(Data about app and page elements)
::::::::
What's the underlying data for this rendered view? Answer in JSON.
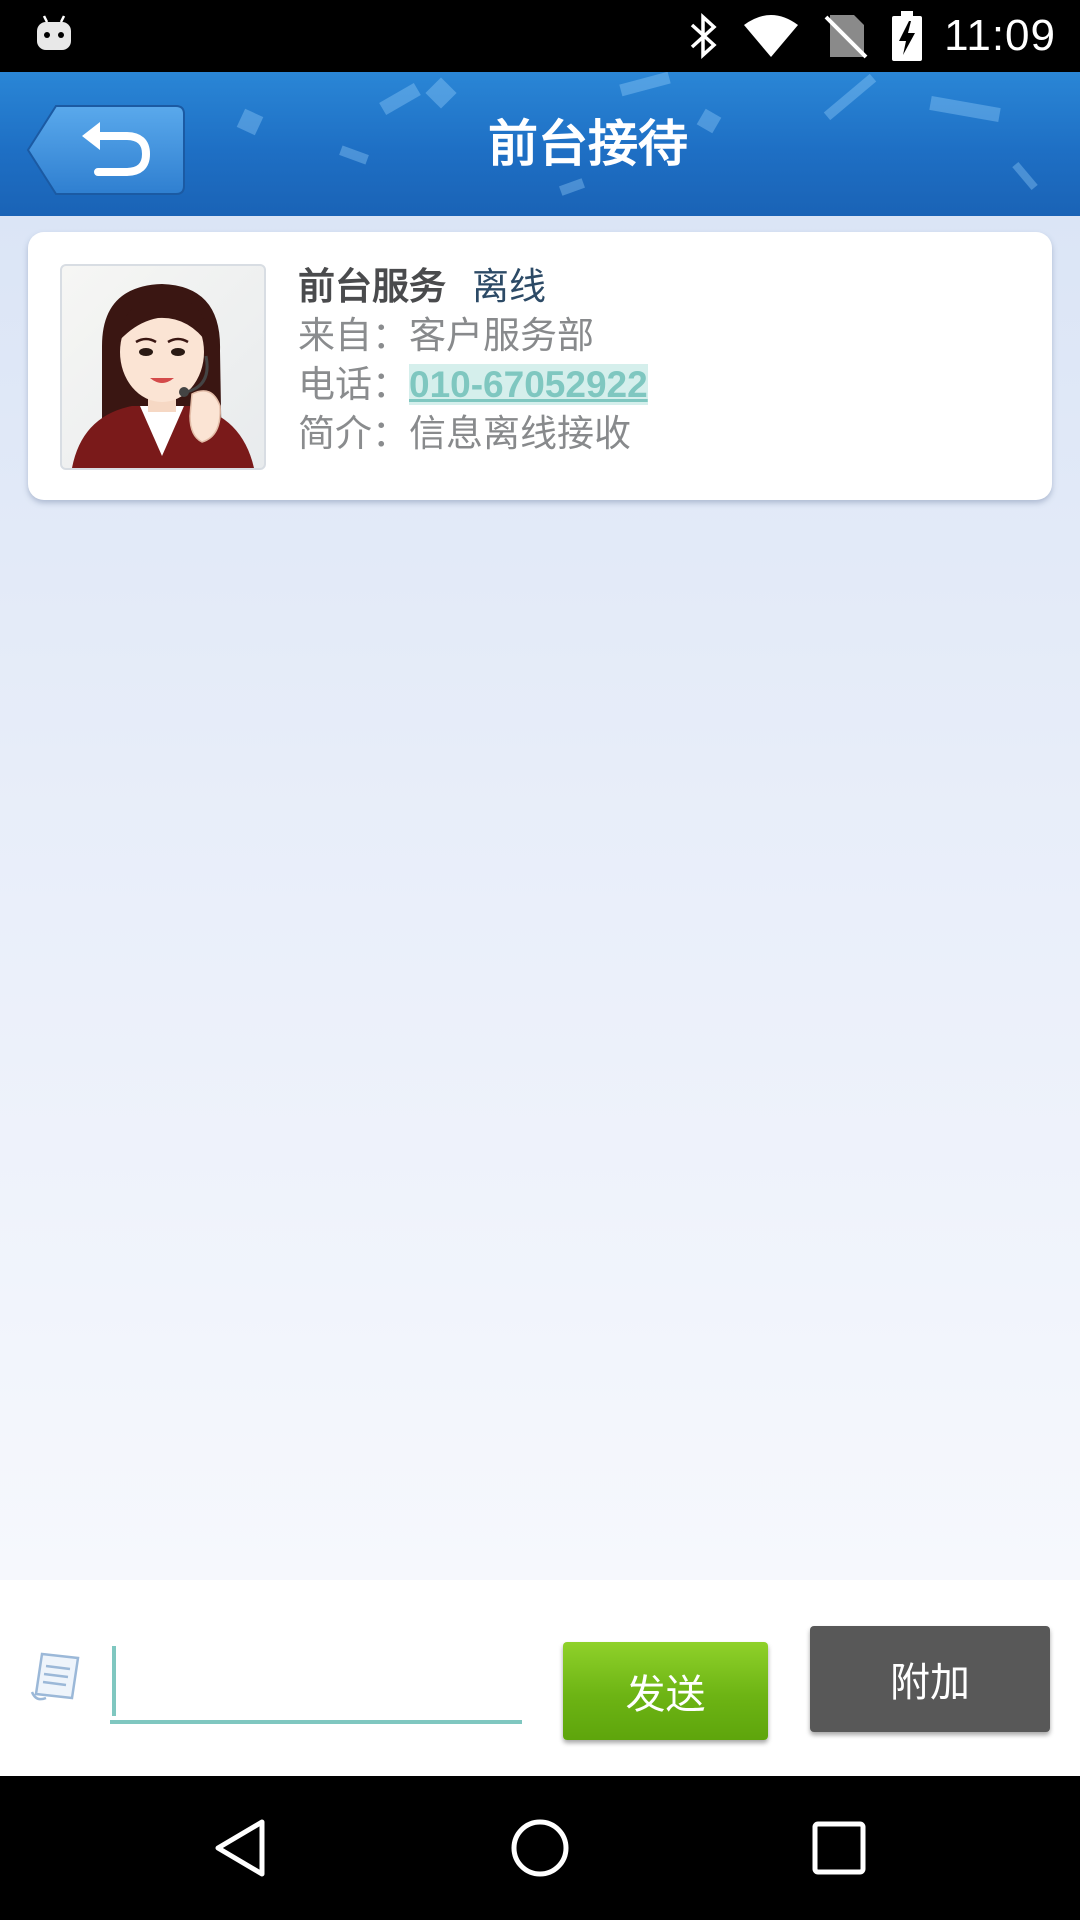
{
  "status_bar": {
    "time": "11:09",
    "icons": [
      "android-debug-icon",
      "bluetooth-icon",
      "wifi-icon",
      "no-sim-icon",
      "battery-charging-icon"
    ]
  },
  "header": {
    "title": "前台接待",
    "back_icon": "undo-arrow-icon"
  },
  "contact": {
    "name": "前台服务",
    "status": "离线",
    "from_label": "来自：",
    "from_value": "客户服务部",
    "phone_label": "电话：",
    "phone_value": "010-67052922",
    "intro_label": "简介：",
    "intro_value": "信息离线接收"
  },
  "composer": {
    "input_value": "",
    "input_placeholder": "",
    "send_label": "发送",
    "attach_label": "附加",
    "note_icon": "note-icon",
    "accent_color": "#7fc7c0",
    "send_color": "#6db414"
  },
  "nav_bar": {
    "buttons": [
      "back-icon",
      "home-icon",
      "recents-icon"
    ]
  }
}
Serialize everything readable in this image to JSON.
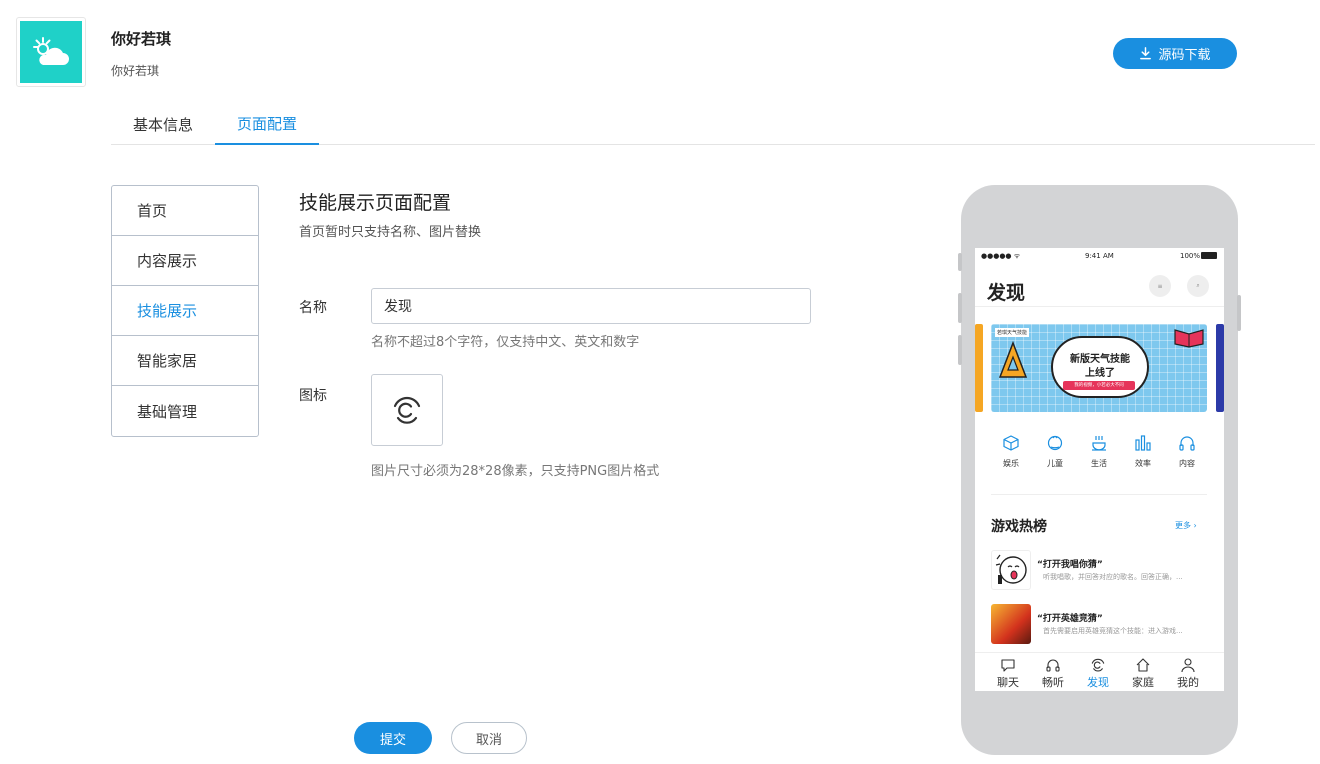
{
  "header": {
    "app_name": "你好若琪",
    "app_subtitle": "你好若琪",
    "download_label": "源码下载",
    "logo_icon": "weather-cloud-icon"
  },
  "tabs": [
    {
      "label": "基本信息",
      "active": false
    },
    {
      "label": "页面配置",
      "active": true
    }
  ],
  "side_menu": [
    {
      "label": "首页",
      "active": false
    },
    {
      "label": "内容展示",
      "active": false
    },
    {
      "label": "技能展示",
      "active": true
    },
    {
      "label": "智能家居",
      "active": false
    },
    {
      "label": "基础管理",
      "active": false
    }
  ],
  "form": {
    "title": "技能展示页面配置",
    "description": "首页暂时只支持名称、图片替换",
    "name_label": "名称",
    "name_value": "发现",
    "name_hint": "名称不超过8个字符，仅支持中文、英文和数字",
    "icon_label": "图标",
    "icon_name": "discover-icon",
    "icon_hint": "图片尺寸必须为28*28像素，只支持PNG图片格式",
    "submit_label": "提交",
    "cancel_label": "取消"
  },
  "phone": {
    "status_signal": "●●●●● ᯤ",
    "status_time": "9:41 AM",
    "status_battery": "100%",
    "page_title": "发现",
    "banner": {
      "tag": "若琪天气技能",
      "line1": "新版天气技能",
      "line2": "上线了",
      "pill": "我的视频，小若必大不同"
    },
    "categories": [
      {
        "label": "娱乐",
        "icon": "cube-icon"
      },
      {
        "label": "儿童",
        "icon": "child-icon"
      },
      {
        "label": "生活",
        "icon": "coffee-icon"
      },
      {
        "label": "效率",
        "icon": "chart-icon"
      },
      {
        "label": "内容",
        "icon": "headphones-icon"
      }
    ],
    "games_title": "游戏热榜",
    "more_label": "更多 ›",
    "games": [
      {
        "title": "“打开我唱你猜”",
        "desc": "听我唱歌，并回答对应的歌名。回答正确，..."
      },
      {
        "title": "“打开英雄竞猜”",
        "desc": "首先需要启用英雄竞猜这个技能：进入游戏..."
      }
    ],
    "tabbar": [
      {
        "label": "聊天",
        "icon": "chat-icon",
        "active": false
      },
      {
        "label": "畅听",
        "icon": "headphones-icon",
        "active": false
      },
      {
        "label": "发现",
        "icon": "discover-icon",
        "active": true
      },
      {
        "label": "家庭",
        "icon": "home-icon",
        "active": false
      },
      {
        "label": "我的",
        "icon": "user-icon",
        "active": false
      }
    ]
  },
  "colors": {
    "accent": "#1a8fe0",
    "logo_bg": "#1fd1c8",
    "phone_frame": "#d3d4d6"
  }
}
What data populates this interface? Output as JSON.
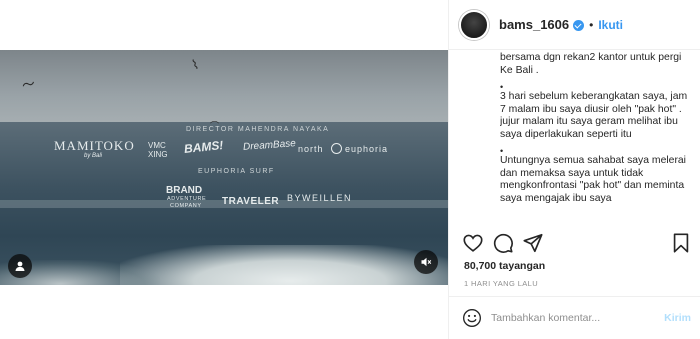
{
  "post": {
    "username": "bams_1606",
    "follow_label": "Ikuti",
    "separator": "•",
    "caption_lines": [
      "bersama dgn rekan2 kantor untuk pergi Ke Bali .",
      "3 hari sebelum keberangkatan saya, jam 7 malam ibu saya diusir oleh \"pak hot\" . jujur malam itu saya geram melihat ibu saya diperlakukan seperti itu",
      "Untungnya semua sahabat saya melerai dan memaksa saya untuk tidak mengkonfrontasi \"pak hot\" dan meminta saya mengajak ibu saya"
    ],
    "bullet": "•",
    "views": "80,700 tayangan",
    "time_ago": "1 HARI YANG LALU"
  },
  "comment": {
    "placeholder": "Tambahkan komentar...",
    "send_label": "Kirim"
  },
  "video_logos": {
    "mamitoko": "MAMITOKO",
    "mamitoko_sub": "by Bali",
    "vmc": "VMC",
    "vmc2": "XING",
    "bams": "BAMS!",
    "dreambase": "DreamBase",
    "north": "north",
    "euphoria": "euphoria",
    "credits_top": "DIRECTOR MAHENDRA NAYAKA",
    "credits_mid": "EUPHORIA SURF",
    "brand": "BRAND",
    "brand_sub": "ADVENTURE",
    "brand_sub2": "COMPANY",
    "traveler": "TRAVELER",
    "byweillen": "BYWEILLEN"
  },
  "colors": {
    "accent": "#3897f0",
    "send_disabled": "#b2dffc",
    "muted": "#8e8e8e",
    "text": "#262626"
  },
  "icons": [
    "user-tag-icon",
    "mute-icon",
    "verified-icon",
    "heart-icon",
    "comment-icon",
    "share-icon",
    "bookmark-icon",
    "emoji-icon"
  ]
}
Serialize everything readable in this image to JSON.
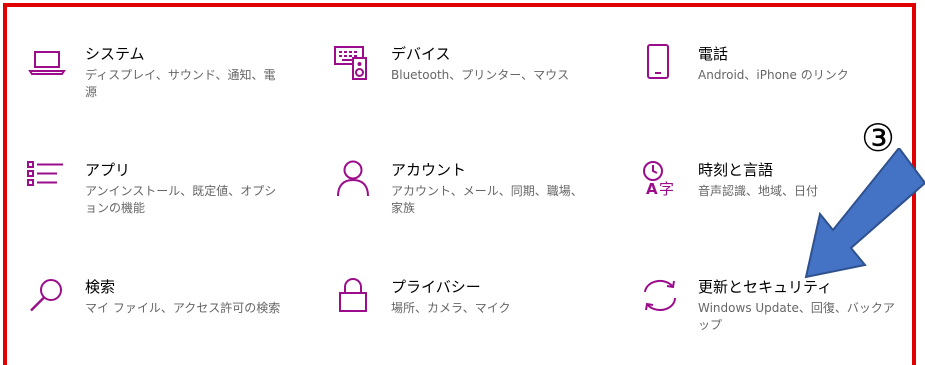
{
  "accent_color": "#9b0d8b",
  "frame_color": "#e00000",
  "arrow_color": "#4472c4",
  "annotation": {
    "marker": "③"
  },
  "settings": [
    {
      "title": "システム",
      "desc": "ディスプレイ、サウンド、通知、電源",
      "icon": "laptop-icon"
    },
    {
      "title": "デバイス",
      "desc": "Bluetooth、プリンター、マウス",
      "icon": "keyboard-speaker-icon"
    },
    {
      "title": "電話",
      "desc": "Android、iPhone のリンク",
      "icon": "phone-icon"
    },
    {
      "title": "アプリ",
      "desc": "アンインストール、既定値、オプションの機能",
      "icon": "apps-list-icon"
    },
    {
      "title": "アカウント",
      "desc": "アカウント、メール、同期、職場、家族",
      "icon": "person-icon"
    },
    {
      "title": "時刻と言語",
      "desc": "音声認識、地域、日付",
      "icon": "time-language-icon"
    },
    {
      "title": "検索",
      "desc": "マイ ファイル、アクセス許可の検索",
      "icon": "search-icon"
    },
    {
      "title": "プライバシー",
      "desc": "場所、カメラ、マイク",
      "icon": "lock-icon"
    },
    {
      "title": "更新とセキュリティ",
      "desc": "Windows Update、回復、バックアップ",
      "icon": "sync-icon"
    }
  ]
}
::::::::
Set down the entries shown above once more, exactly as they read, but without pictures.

Written answer ::
What's the underlying data for this rendered view? Answer in JSON.
{
  "status_bar": {
    "time": "11:09",
    "icons": [
      "android-debug-icon",
      "bluetooth-icon",
      "wifi-icon",
      "no-sim-icon",
      "battery-charging-icon"
    ]
  },
  "header": {
    "title": "前台接待",
    "back_icon": "undo-arrow-icon"
  },
  "contact": {
    "name": "前台服务",
    "status": "离线",
    "from_label": "来自：",
    "from_value": "客户服务部",
    "phone_label": "电话：",
    "phone_value": "010-67052922",
    "intro_label": "简介：",
    "intro_value": "信息离线接收"
  },
  "composer": {
    "input_value": "",
    "input_placeholder": "",
    "send_label": "发送",
    "attach_label": "附加",
    "note_icon": "note-icon",
    "accent_color": "#7fc7c0",
    "send_color": "#6db414"
  },
  "nav_bar": {
    "buttons": [
      "back-icon",
      "home-icon",
      "recents-icon"
    ]
  }
}
Serialize everything readable in this image to JSON.
{
  "header": {
    "app_name": "你好若琪",
    "app_subtitle": "你好若琪",
    "download_label": "源码下载",
    "logo_icon": "weather-cloud-icon"
  },
  "tabs": [
    {
      "label": "基本信息",
      "active": false
    },
    {
      "label": "页面配置",
      "active": true
    }
  ],
  "side_menu": [
    {
      "label": "首页",
      "active": false
    },
    {
      "label": "内容展示",
      "active": false
    },
    {
      "label": "技能展示",
      "active": true
    },
    {
      "label": "智能家居",
      "active": false
    },
    {
      "label": "基础管理",
      "active": false
    }
  ],
  "form": {
    "title": "技能展示页面配置",
    "description": "首页暂时只支持名称、图片替换",
    "name_label": "名称",
    "name_value": "发现",
    "name_hint": "名称不超过8个字符，仅支持中文、英文和数字",
    "icon_label": "图标",
    "icon_name": "discover-icon",
    "icon_hint": "图片尺寸必须为28*28像素，只支持PNG图片格式",
    "submit_label": "提交",
    "cancel_label": "取消"
  },
  "phone": {
    "status_signal": "●●●●● ᯤ",
    "status_time": "9:41 AM",
    "status_battery": "100%",
    "page_title": "发现",
    "banner": {
      "tag": "若琪天气技能",
      "line1": "新版天气技能",
      "line2": "上线了",
      "pill": "我的视频，小若必大不同"
    },
    "categories": [
      {
        "label": "娱乐",
        "icon": "cube-icon"
      },
      {
        "label": "儿童",
        "icon": "child-icon"
      },
      {
        "label": "生活",
        "icon": "coffee-icon"
      },
      {
        "label": "效率",
        "icon": "chart-icon"
      },
      {
        "label": "内容",
        "icon": "headphones-icon"
      }
    ],
    "games_title": "游戏热榜",
    "more_label": "更多 ›",
    "games": [
      {
        "title": "“打开我唱你猜”",
        "desc": "听我唱歌，并回答对应的歌名。回答正确，..."
      },
      {
        "title": "“打开英雄竞猜”",
        "desc": "首先需要启用英雄竞猜这个技能：进入游戏..."
      }
    ],
    "tabbar": [
      {
        "label": "聊天",
        "icon": "chat-icon",
        "active": false
      },
      {
        "label": "畅听",
        "icon": "headphones-icon",
        "active": false
      },
      {
        "label": "发现",
        "icon": "discover-icon",
        "active": true
      },
      {
        "label": "家庭",
        "icon": "home-icon",
        "active": false
      },
      {
        "label": "我的",
        "icon": "user-icon",
        "active": false
      }
    ]
  },
  "colors": {
    "accent": "#1a8fe0",
    "logo_bg": "#1fd1c8",
    "phone_frame": "#d3d4d6"
  }
}
What data populates this interface? Output as JSON.
{
  "post": {
    "username": "bams_1606",
    "follow_label": "Ikuti",
    "separator": "•",
    "caption_lines": [
      "bersama dgn rekan2 kantor untuk pergi Ke Bali .",
      "3 hari sebelum keberangkatan saya, jam 7 malam ibu saya diusir oleh \"pak hot\" . jujur malam itu saya geram melihat ibu saya diperlakukan seperti itu",
      "Untungnya semua sahabat saya melerai dan memaksa saya untuk tidak mengkonfrontasi \"pak hot\" dan meminta saya mengajak ibu saya"
    ],
    "bullet": "•",
    "views": "80,700 tayangan",
    "time_ago": "1 HARI YANG LALU"
  },
  "comment": {
    "placeholder": "Tambahkan komentar...",
    "send_label": "Kirim"
  },
  "video_logos": {
    "mamitoko": "MAMITOKO",
    "mamitoko_sub": "by Bali",
    "vmc": "VMC",
    "vmc2": "XING",
    "bams": "BAMS!",
    "dreambase": "DreamBase",
    "north": "north",
    "euphoria": "euphoria",
    "credits_top": "DIRECTOR MAHENDRA NAYAKA",
    "credits_mid": "EUPHORIA SURF",
    "brand": "BRAND",
    "brand_sub": "ADVENTURE",
    "brand_sub2": "COMPANY",
    "traveler": "TRAVELER",
    "byweillen": "BYWEILLEN"
  },
  "colors": {
    "accent": "#3897f0",
    "send_disabled": "#b2dffc",
    "muted": "#8e8e8e",
    "text": "#262626"
  },
  "icons": [
    "user-tag-icon",
    "mute-icon",
    "verified-icon",
    "heart-icon",
    "comment-icon",
    "share-icon",
    "bookmark-icon",
    "emoji-icon"
  ]
}
Serialize everything readable in this image to JSON.
{
  "accent_color": "#9b0d8b",
  "frame_color": "#e00000",
  "arrow_color": "#4472c4",
  "annotation": {
    "marker": "③"
  },
  "settings": [
    {
      "title": "システム",
      "desc": "ディスプレイ、サウンド、通知、電源",
      "icon": "laptop-icon"
    },
    {
      "title": "デバイス",
      "desc": "Bluetooth、プリンター、マウス",
      "icon": "keyboard-speaker-icon"
    },
    {
      "title": "電話",
      "desc": "Android、iPhone のリンク",
      "icon": "phone-icon"
    },
    {
      "title": "アプリ",
      "desc": "アンインストール、既定値、オプションの機能",
      "icon": "apps-list-icon"
    },
    {
      "title": "アカウント",
      "desc": "アカウント、メール、同期、職場、家族",
      "icon": "person-icon"
    },
    {
      "title": "時刻と言語",
      "desc": "音声認識、地域、日付",
      "icon": "time-language-icon"
    },
    {
      "title": "検索",
      "desc": "マイ ファイル、アクセス許可の検索",
      "icon": "search-icon"
    },
    {
      "title": "プライバシー",
      "desc": "場所、カメラ、マイク",
      "icon": "lock-icon"
    },
    {
      "title": "更新とセキュリティ",
      "desc": "Windows Update、回復、バックアップ",
      "icon": "sync-icon"
    }
  ]
}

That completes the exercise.